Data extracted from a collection
◆ ◆ ◆

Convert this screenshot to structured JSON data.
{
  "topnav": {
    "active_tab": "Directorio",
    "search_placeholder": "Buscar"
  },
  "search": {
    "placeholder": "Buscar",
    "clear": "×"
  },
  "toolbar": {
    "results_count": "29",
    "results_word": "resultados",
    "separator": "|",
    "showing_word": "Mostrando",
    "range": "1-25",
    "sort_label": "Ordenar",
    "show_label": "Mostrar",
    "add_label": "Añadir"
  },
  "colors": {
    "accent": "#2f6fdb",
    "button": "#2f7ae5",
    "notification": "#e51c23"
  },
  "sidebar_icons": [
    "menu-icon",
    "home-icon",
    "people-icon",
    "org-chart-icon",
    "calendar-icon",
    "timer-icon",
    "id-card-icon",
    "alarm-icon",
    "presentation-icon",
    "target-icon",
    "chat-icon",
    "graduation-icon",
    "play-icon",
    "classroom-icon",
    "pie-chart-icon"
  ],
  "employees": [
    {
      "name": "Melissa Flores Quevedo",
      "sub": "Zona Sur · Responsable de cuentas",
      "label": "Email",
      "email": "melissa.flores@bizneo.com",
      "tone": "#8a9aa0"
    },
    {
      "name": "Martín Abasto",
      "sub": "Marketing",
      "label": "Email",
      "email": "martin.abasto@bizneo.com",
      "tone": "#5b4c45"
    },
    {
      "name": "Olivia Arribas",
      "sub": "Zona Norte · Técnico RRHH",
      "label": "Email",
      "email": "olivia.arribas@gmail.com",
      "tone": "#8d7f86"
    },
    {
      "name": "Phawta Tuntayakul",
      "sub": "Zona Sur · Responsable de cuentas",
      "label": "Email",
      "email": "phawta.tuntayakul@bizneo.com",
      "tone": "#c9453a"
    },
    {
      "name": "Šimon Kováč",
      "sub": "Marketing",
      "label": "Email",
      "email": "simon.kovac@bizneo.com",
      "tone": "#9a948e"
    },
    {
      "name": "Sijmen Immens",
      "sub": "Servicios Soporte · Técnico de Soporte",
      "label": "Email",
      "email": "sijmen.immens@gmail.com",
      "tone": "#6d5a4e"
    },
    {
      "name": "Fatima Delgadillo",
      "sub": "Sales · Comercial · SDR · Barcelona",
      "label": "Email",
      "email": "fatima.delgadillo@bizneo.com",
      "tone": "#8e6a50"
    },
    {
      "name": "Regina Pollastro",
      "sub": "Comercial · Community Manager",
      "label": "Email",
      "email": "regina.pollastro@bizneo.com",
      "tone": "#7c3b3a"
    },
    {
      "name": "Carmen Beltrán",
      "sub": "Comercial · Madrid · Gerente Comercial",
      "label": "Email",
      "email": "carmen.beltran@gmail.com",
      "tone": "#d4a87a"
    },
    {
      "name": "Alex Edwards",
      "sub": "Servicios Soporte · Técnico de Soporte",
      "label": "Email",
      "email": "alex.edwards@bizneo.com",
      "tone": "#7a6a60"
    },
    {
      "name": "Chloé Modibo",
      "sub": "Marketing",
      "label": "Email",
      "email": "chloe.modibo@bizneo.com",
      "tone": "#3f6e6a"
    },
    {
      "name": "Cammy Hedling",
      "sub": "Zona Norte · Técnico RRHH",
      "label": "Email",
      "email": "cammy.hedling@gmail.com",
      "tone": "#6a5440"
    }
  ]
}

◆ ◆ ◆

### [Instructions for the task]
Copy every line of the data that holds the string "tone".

### [Task solution]
      "tone": "#8a9aa0"
      "tone": "#5b4c45"
      "tone": "#8d7f86"
      "tone": "#c9453a"
      "tone": "#9a948e"
      "tone": "#6d5a4e"
      "tone": "#8e6a50"
      "tone": "#7c3b3a"
      "tone": "#d4a87a"
      "tone": "#7a6a60"
      "tone": "#3f6e6a"
      "tone": "#6a5440"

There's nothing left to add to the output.